Across New York, localities begin public works projects to put the unemployed to work. Those projects include such things as the Triborough Bridge and as well as the clubhouse at the old Albany Municipal Golf Course.
1931 – On May 1, the 102-story Empire Building is dedicated. It remains the tallest building in the state until the construction of the World Trade Center in 1972. The Empire State Building’s official page, with more information on the building's construction, use and history, is at www.esbnyc.com.
1932 – Lake Placid was home to the 1932 Winter Olympics.
1933 - Franklin D. Roosevelt, born near Hyde Park, became the 32nd President of the US.

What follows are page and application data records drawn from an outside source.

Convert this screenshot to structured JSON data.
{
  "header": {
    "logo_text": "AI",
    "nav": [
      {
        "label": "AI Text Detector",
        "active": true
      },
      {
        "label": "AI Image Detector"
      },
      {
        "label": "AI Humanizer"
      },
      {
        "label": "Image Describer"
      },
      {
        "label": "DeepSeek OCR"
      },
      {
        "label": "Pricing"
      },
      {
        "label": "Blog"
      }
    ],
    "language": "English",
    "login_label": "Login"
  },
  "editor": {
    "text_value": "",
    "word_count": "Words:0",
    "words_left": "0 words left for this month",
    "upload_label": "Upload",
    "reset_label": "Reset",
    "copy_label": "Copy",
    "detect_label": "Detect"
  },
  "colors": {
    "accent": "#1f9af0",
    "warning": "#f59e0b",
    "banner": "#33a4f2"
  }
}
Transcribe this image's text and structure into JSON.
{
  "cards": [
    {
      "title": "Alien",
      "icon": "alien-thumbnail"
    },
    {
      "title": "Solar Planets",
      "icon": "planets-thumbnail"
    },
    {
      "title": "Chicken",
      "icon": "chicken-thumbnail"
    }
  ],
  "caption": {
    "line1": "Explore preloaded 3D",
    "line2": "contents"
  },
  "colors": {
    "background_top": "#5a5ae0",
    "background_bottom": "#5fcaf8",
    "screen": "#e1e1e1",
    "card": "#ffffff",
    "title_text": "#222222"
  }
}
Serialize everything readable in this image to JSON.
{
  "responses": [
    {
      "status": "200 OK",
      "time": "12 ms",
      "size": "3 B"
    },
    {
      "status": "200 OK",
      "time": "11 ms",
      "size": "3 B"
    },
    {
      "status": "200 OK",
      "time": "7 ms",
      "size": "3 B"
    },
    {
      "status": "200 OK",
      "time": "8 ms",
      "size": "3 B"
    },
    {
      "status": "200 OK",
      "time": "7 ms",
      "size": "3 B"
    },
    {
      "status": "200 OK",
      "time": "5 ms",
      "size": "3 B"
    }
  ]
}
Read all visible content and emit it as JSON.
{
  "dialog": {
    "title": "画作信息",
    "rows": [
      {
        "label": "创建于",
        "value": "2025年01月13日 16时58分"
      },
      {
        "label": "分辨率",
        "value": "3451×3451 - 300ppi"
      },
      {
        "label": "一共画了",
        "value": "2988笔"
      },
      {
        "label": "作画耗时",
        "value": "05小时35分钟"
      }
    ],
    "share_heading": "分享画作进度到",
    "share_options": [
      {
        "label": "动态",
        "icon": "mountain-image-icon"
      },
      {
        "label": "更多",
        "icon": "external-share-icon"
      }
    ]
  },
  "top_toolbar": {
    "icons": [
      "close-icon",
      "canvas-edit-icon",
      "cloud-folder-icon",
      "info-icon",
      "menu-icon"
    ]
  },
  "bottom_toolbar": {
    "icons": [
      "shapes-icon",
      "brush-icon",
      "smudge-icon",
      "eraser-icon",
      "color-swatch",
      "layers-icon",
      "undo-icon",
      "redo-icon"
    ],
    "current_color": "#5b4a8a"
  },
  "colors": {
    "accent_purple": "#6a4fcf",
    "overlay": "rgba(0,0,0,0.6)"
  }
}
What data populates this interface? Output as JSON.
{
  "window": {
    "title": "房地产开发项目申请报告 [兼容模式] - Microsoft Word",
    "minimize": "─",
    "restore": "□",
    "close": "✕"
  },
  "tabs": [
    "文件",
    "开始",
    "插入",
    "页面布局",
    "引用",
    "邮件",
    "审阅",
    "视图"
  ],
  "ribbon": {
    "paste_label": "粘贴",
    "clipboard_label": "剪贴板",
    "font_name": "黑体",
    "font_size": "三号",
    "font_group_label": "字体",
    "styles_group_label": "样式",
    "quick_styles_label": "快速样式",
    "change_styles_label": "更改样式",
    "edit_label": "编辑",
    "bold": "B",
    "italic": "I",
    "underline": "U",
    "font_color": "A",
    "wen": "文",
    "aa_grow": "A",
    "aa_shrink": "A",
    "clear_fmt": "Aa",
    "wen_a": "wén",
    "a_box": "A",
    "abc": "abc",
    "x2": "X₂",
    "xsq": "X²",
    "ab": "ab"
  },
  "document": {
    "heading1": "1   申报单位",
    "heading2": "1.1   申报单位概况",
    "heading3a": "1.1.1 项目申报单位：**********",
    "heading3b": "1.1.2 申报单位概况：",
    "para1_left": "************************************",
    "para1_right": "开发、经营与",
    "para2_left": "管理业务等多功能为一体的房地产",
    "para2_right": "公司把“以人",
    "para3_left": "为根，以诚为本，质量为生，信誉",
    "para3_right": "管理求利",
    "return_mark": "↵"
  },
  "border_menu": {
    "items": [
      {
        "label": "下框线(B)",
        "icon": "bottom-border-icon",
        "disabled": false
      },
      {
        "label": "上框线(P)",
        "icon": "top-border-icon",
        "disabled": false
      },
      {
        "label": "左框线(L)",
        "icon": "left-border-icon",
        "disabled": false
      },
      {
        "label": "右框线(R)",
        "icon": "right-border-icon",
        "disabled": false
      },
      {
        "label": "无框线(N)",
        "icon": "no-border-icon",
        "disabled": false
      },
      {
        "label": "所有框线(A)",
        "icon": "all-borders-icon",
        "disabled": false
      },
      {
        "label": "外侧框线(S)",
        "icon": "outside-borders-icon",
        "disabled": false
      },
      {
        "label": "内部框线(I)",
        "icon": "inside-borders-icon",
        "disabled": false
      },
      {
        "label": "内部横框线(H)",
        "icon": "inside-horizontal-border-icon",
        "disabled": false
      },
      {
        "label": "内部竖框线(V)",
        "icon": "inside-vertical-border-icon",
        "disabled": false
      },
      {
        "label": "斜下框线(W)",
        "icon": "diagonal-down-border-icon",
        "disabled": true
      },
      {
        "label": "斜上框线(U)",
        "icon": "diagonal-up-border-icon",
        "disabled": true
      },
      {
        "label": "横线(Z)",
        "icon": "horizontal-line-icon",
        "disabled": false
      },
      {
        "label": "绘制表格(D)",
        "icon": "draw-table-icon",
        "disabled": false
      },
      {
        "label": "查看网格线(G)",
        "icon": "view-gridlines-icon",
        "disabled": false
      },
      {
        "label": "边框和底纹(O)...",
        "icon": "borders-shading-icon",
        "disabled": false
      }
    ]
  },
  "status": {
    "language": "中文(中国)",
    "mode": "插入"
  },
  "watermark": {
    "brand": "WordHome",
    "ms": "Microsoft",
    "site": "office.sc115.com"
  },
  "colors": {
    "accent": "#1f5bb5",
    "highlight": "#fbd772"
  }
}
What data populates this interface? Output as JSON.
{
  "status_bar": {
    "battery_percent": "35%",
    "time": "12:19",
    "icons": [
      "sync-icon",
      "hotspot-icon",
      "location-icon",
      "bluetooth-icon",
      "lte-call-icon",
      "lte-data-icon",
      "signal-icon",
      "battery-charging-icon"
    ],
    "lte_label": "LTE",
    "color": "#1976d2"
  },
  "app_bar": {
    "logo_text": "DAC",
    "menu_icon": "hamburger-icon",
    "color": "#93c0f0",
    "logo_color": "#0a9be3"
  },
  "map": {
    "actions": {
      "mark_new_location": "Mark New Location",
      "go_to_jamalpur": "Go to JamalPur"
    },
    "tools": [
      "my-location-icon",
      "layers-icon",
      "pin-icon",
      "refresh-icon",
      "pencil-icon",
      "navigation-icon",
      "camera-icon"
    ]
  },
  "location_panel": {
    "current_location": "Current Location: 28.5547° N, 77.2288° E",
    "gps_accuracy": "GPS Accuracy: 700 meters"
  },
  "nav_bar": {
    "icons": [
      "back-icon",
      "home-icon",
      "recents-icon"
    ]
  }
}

1941 – America's involvement in World War II begins with bombing of Pearl Harbor by Japanese forces on December 7, 1941. New York operated as an important manufacturing, recruiting and embarkation base for the nation’s war effort as well as the home of the Manhattan Project that developed the atomic bomb.
1950 – The new international conference of countries, the United Nations, establishes its headquarters in New York. For more information on the UN and its history, visit www.un.org.
1955 – December 15, 1955, the 1,212 foot long Tappan Zee Bridge is opened to traffic. The toll is 50 cents.
1959 – Construction begins on what is now The Governor Nelson A. Rockefeller Empire State Plaza.
1961 - The Vietnam War. The New York State Vietnam Memorial at the Empire State Plaza in Albany commemorates the military service of New York State residents who served their country in Southeast Asia between 1961 and 1975.
1964 – The New York World’s Fair opens in Flushing, Queens. William A. Shea Stadium , the home of the New York Mets opened five days before fair on the same site.
1969 - The three-day Woodstock Music & Art Fair was held on a former dairy farm in Bethel. The open-air festival featured icons of rock music and attracted half a million fans.
1970 – The North Tower of the World Trade Center is completed. In 1973 the South Tower was opened. At 110 stories apiece, each of the Twin Towers had its own zip code. The towers remained the tallest buildings in the world until 1973, when the Sears Tower in Chicago was completed.
1980 – Lake Placid was home to both the 1932 and 1980 Winter Olympics.
1993 - On February 26, a terrorist attack at the World Trade Center killed six people and injured over 1000. Al-Qaeda involvement was suspected.
2000 - Former first lady Hillary Clinton was elected to the US Senate. She was the first female senator to represent New York.
2001 - The Twin Towers are destroyed in the September 11 terrorist attacks. More than 2800 were killed in the attacks on the towers, including hundreds of New York firefighters and police officers.
2006 – Groundbreaking ceremonies are held to mark the start of construction of the new Yankee Stadium.
2013 – On May 10 the final component of the Freedom Tower(One World Trade Center is installed, making the building the tallest in the Western Hemisphere at 1,776 feet.